Emerging market currencies have been mixed since July. The Turkish Lira is down another 28%, the Argentinian Peso by 12%, Brazilian Real shed 6.3% and the South African Rand is 5.7% weaker, however the Indonesian Rupiah has declined by just 1.6%. The table below is updated from Macro Letter 100 – 13-07-2018 – Canary in the coal-mine – Emerging market contagion. It shows the performance of currencies and stocks in the period January to mid-July and from mid-July to the 28th August, the countries are arranged by size of economy, largest to smallest: –

EM FX and stocks Jan-Jul and Jul-Aug 2018

Source: Investing.com

It is not unusual to see an emerging stock market rise in response to a collapse in its domestic currency, especially where the country runs a trade surplus with developed countries, but, as the US closes its doors to imports and growth in Europe and Japan stalls, fear could spread. Capital flight may hasten a ‘sudden stop’ sending some of the most vulnerable emerging markets into a sharp and painful recession.

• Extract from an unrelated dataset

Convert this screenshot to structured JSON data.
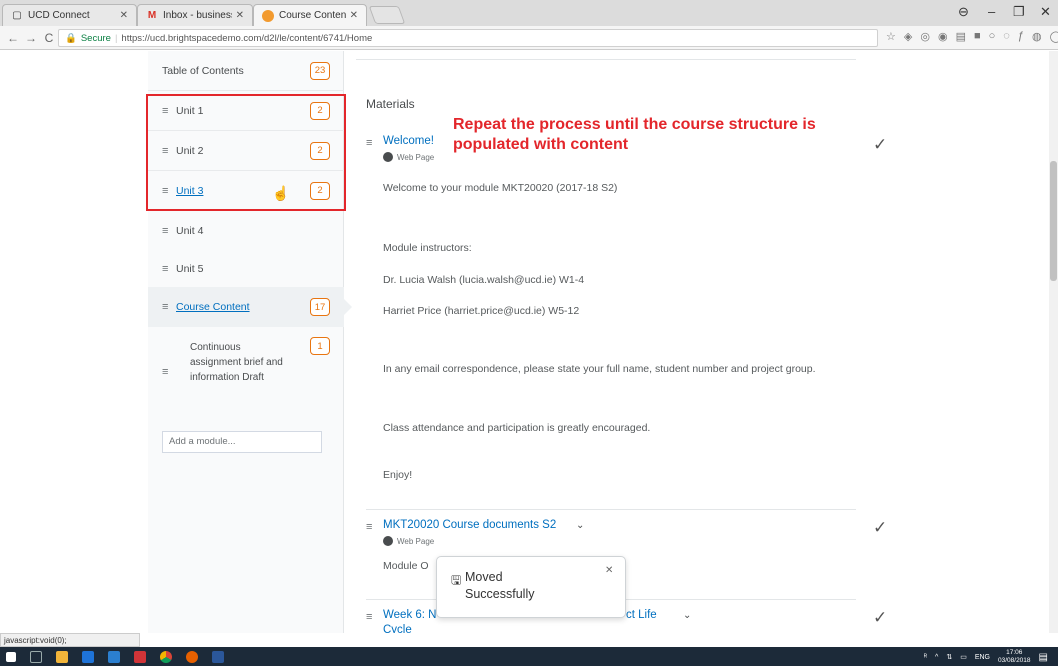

Conclusions and Investment Opportunities

My prediction of six weeks ago was that Turkey would be the market to watch. Contagion has been evident in the wake of the decline of the Lira and the rise in bond yields, but it has not been widespread. Those countries with twin deficits remain vulnerable. In terms of stock markets Indonesia looks remarkably expensive by many measures, India is not far behind. Russia – and to a lesser extent Turkey – continues to appear cheap… ‘The markets can remain irrational longer than I can remain solvent,’ as Keynes once said.

Emerging market bonds may recover if the Federal Reserve tightening cycle is truncated. This will only occur if the pace of US economic growth slows in 2019 and 2020. Another possibility is that the Trump administration manage to achieve their goal, of fairer trading arrangements with China, Europe and beyond, then the impact of tariffs on emerging market economies may be relatively short-lived. The price action in global stock markets have been divergent recently, but the worst of the contagion may be past. Mexico and the US have made progress on replacing NAFTA. Other countries may acquiesce to the new Trumpian compact.

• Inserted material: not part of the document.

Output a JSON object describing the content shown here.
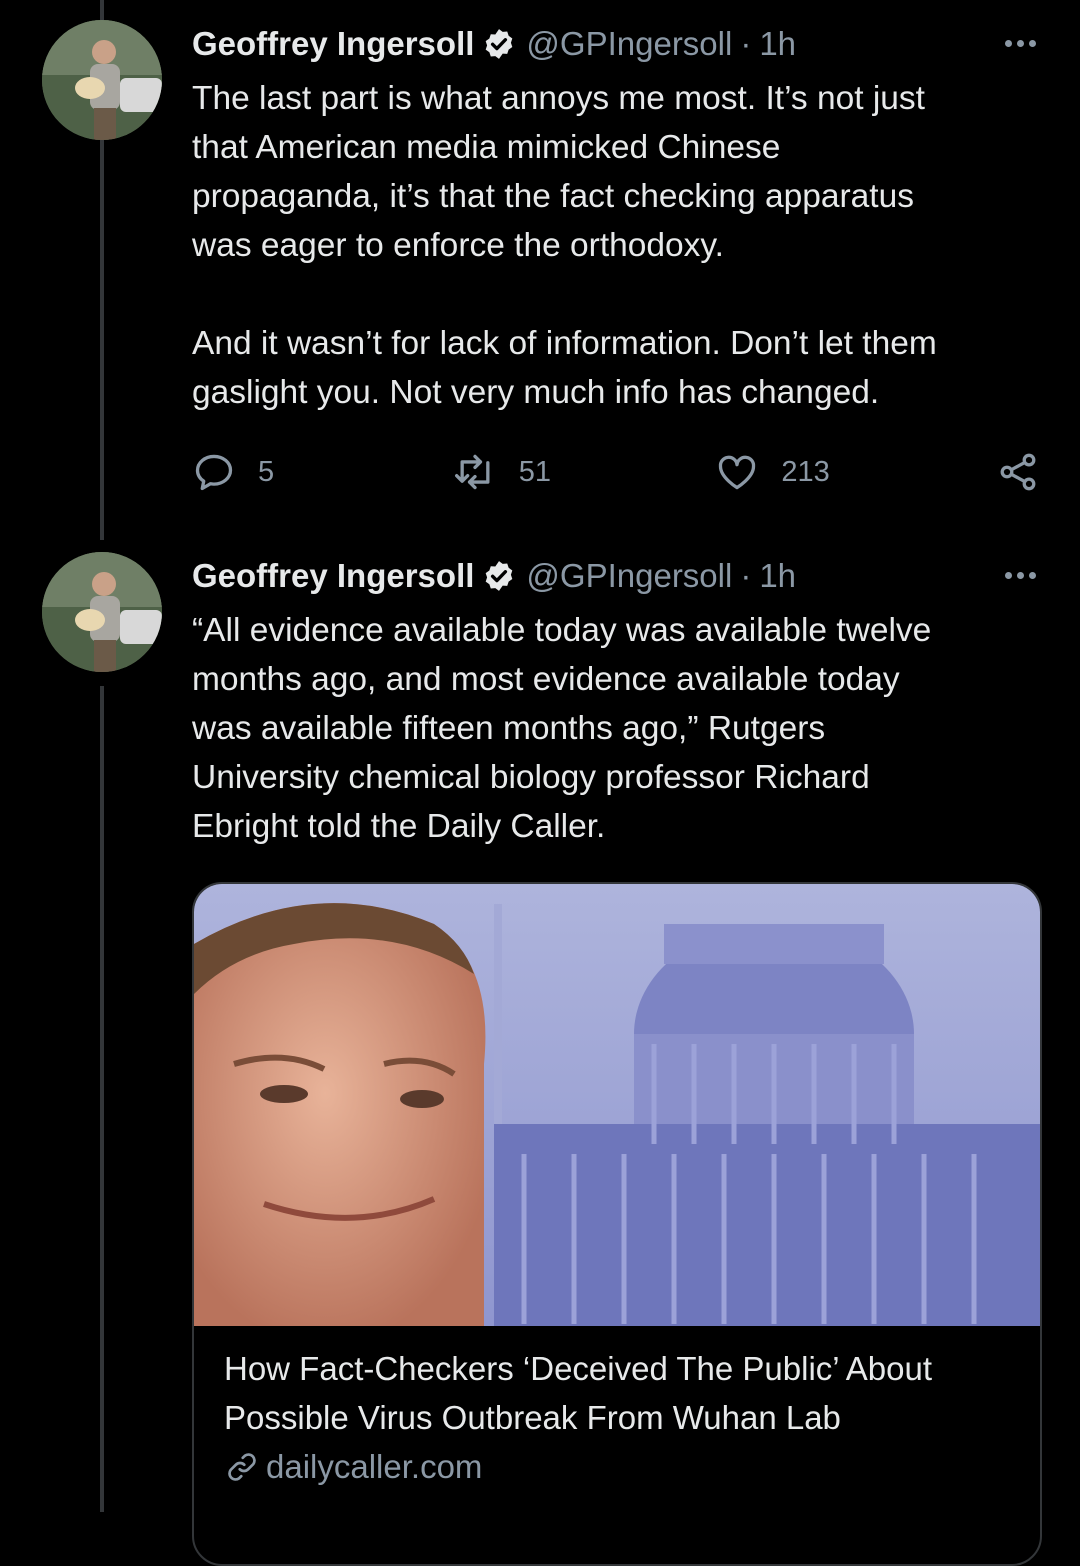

The bull market in US stocks is now the longest ever recorded, it would be incautious to recommend stocks except for the very long-run at this stage in the cycle. In the near-term emerging market volatility should diminish and over-sold markets are likely to rebound. Medium-term, those countries hardest hit by the recent crisis will languish until the inflationary effects of currency depreciations have fed through. In the Long Run, a number of emerging markets, Turkey included, offer value: they have demographics on their side.